## WHAT IS BEING ASKED:
Look over the listing below and tally the lines in which the word "JSON" turns up. Answer with the tally only.

Content starts

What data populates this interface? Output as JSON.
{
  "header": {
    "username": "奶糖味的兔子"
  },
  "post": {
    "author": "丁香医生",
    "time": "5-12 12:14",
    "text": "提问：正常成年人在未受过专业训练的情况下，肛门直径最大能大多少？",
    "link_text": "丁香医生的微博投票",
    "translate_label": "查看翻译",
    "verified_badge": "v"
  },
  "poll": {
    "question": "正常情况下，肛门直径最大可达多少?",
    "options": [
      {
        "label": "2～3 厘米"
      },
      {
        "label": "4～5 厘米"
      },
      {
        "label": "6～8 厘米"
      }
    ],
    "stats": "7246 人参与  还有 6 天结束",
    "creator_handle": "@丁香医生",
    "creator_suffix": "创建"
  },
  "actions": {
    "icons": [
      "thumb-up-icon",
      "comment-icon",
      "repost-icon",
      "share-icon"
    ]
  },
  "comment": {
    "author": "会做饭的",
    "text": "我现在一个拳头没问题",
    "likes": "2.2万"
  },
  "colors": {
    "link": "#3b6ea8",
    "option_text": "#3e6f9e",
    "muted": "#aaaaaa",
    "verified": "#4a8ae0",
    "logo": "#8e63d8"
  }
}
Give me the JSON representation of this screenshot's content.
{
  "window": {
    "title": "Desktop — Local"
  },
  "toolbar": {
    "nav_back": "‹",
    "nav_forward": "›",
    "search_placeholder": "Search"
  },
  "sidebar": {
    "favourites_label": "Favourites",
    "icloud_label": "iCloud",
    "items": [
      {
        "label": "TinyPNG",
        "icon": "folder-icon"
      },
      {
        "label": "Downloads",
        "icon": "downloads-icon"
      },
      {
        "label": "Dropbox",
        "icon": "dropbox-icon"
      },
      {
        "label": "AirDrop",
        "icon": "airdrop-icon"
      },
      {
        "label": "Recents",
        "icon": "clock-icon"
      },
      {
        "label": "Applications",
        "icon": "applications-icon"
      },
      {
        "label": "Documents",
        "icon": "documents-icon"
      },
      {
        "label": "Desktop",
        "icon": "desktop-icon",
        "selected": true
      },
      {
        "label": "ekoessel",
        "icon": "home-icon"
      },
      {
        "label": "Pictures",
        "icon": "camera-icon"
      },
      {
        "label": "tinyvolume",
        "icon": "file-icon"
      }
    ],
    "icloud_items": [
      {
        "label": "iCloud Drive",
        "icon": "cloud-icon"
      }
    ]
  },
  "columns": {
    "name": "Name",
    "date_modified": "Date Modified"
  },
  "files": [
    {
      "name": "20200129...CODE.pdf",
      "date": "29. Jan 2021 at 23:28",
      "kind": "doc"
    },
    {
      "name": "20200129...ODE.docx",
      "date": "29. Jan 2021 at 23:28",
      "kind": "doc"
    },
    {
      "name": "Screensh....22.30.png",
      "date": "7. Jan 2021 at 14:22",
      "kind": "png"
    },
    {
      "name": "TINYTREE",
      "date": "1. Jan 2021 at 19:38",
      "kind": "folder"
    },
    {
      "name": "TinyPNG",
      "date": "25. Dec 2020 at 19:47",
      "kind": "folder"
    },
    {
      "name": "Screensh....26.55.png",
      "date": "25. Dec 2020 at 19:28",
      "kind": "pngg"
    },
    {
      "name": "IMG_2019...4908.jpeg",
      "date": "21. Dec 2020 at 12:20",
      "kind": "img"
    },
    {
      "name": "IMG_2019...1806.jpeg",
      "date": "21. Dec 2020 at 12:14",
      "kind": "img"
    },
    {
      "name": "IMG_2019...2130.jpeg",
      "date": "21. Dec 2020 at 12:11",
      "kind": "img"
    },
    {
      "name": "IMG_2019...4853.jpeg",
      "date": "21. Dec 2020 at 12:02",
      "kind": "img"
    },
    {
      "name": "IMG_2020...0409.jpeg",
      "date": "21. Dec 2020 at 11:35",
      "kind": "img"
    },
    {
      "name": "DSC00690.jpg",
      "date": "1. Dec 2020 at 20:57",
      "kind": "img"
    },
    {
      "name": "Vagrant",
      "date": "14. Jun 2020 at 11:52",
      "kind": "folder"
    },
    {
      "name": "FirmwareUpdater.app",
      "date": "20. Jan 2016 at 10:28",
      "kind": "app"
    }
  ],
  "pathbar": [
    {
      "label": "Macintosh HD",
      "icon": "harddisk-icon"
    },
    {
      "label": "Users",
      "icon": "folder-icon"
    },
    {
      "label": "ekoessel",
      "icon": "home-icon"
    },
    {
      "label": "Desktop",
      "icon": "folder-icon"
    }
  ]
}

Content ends

## TASK OUTPUT:
2